While the summit is still in the fog this morning we’ve cleared enough to see how the mountain has changed following Saturday’s storm. High winds early in the day yesterday were able to strip much of the new snow out of the gullies in Huntington hence the Low rating. Pockets of windslab do exist in Huntington but they are isolated in nature and exist mainly in areas that were well sheltered from strong W and NW winds. Examples include the middle of Yale, below the ice in Central and the climber’s right side of the start zone for South Gully. Tuckerman is a very different story with little scouring and sculpting evident except for the upper reaches of Hillman’s and Left Gully. Evidence of avalanche activity can be picked out in many areas though additional loading has obscured many of the signs. As an example one can easily connect numerous pieces of a partially buried crown line across the Center Bowl and through the narrows of the Lip. This fracture is evidence of at least the second large avalanche in that forecast area this weekend, the first occurring Saturday morning shortly before 9 a.m.. The Observatory recorded blowing snow in their hourly observations up until about 9p.m. last night when winds dropped blow 45mph (72kph) and transport ended. Forecasted winds will stay below this threshold for the most part today with the occasional higher gust. A trace to 2” (5cm) of new snow is forecasted for later today but I don’t believe that it will play in as a major factor in today’s stability. More snow is expected to fall tonight and into tomorrow though it looks like it may only total a few inches. I would expect elevated avalanche danger tomorrow especially if the storm tracks closer to our area and we pick up more significant accumulation. Brian and I will be spending time in the field today trying to get a handle on where avalanche activity occurred, how the different slide paths have changed, and what role if any Saturday’s crust is playing in stability.

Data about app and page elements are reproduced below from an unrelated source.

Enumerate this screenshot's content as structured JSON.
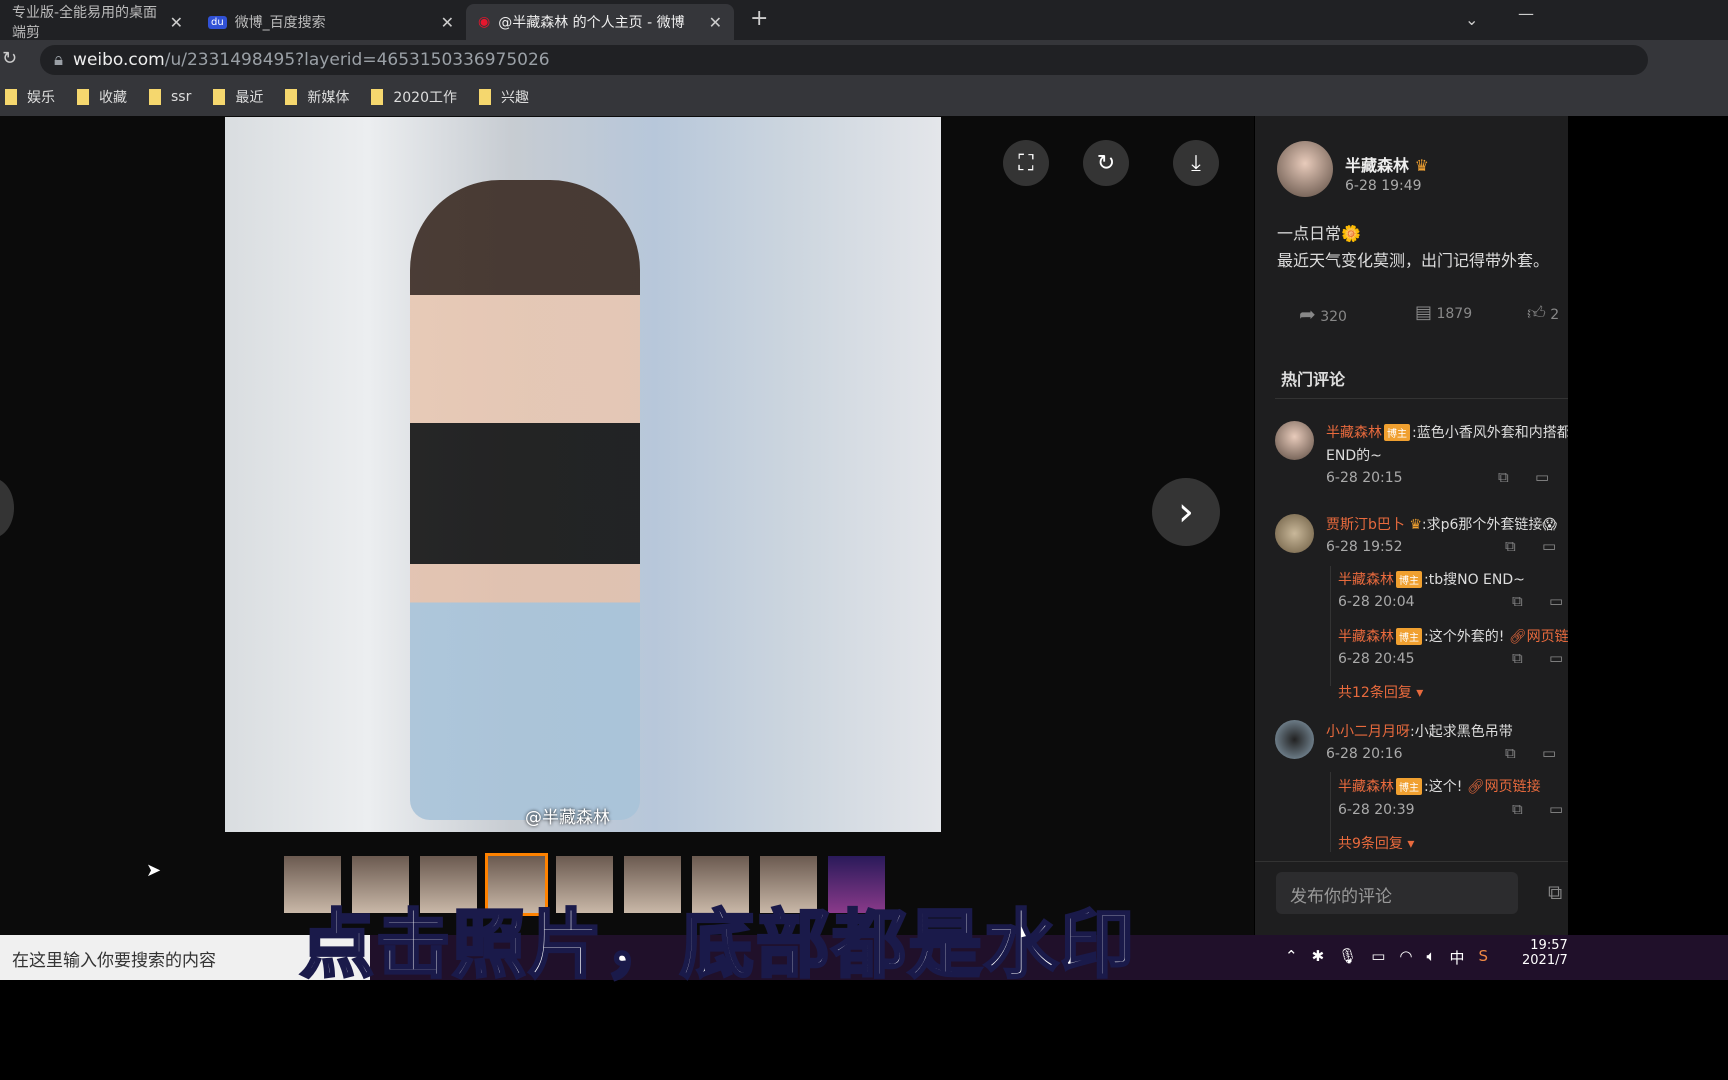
{
  "tabs": [
    {
      "title": "专业版-全能易用的桌面端剪",
      "icon": "app-icon"
    },
    {
      "title": "微博_百度搜索",
      "icon": "baidu-icon"
    },
    {
      "title": "@半藏森林 的个人主页 - 微博",
      "icon": "weibo-icon",
      "active": true
    }
  ],
  "address": {
    "host": "weibo.com",
    "path": "/u/2331498495?layerid=4653150336975026"
  },
  "bookmarks": [
    "娱乐",
    "收藏",
    "ssr",
    "最近",
    "新媒体",
    "2020工作",
    "兴趣"
  ],
  "viewer": {
    "watermark": "@半藏森林",
    "thumbnail_count": 9,
    "selected_thumbnail": 4
  },
  "post": {
    "author": "半藏森林",
    "time": "6-28 19:49",
    "text1": "一点日常🌼",
    "text2": "最近天气变化莫测，出门记得带外套。",
    "reposts": "320",
    "comments": "1879",
    "likes": "2"
  },
  "hot_comments_title": "热门评论",
  "comments": [
    {
      "name": "半藏森林",
      "tag": "博主",
      "text": ":蓝色小香风外套和内搭都是",
      "text2": "END的~",
      "time": "6-28 20:15"
    },
    {
      "name": "贾斯汀b巴卜",
      "text": ":求p6那个外套链接😱",
      "time": "6-28 19:52",
      "replies": [
        {
          "name": "半藏森林",
          "tag": "博主",
          "text": ":tb搜NO END~",
          "time": "6-28 20:04"
        },
        {
          "name": "半藏森林",
          "tag": "博主",
          "text": ":这个外套的!",
          "link": "网页链接",
          "time": "6-28 20:45"
        }
      ],
      "more": "共12条回复"
    },
    {
      "name": "小小二月月呀",
      "text": ":小起求黑色吊带",
      "time": "6-28 20:16",
      "replies": [
        {
          "name": "半藏森林",
          "tag": "博主",
          "text": ":这个!",
          "link": "网页链接",
          "time": "6-28 20:39"
        }
      ],
      "more": "共9条回复"
    }
  ],
  "comment_placeholder": "发布你的评论",
  "taskbar": {
    "search": "在这里输入你要搜索的内容",
    "ime": "中",
    "time": "19:57",
    "date": "2021/7"
  },
  "subtitle": "点击照片，底部都是水印",
  "colors": {
    "accent": "#ff8200",
    "name": "#e86a3d",
    "tag": "#f0a030"
  }
}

The John Sherburne Ski Trail has good coverage following the recent storms but the thundercrust from Saturday night’s wild weather makes for some tough turns. A handful of hearty souls made the most of it yesterday and acted like the Coast Guard cutters breaking up the frozen sea. It will only get better with each pass so do your public service and take a second lap!
- Safe travel in avalanche terrain requires training and experience. This advisory is just one tool to help you make your own decisions in avalanche terrain. You control your own risk by choosing where, when, and how you travel.
- Anticipate a changing avalanche danger when actual weather differs from the higher summits forecast. For more information contact the Forest Service Snow Rangers, the AMC at the Pinkham Notch Visitor Center, or the caretakers at Hermit Lake Shelters or the Harvard Cabin.
- This advisory expires at midnight. A new advisory will be issued tomorrow.
Justin Preisendorfer, Snow Ranger
USDA Forest Service
White Mountain National Forest
(603) 466-2713 TTY (603) 466-2856